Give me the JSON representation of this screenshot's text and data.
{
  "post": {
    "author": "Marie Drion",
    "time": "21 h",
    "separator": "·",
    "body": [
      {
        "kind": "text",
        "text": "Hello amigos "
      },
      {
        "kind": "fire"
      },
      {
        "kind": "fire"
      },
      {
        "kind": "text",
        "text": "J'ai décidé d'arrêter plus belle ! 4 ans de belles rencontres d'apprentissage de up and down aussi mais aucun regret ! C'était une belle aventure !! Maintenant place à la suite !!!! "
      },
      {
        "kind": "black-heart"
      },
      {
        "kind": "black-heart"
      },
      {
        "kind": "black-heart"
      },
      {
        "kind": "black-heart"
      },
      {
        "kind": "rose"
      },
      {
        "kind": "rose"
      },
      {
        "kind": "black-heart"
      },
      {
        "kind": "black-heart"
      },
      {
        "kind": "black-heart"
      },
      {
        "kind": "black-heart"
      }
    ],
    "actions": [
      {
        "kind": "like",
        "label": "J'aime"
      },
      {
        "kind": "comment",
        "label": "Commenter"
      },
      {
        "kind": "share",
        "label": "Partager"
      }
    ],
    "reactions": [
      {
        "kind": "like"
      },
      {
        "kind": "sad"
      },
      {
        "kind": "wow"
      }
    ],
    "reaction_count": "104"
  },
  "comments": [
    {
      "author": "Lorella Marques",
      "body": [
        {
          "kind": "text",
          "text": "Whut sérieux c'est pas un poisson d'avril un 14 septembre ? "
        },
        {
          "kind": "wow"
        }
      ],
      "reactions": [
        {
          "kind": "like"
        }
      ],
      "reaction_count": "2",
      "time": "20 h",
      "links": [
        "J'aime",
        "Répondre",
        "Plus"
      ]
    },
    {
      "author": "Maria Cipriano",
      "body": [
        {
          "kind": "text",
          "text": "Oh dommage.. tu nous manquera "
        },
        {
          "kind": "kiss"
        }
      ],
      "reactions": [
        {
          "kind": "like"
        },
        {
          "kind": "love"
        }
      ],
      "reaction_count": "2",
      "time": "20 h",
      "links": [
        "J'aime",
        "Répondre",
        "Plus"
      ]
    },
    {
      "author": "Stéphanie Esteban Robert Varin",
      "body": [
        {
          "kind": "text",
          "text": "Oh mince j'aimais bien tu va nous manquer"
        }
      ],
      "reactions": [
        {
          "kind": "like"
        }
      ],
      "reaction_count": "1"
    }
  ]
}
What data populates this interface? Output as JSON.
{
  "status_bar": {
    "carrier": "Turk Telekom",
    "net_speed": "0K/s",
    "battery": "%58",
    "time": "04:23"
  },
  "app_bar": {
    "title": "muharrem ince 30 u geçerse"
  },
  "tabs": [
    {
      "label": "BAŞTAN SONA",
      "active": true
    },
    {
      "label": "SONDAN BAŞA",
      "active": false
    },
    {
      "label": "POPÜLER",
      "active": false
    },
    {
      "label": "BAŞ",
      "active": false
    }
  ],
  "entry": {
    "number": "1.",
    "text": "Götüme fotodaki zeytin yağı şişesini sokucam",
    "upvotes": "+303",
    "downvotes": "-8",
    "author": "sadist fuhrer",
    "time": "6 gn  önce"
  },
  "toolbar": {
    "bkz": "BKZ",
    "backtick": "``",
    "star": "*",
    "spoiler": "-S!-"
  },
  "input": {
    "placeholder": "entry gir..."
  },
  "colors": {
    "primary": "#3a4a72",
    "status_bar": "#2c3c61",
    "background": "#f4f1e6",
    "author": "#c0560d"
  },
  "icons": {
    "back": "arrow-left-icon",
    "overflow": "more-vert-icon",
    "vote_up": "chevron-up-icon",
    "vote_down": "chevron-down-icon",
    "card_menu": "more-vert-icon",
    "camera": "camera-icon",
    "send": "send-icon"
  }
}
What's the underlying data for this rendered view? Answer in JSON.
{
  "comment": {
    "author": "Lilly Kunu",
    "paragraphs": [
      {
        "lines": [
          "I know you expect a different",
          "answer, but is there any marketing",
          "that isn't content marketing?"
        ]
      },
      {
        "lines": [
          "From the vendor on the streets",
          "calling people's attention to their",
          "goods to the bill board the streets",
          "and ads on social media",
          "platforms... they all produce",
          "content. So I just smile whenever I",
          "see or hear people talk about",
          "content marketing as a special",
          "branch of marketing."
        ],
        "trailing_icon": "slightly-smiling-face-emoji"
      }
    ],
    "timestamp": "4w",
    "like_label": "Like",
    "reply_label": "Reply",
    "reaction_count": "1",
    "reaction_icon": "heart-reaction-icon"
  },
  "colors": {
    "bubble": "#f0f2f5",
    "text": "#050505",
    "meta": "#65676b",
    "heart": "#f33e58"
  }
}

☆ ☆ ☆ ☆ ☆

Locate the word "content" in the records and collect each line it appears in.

          "that isn't content marketing?"
          "content. So I just smile whenever I",
          "content marketing as a special",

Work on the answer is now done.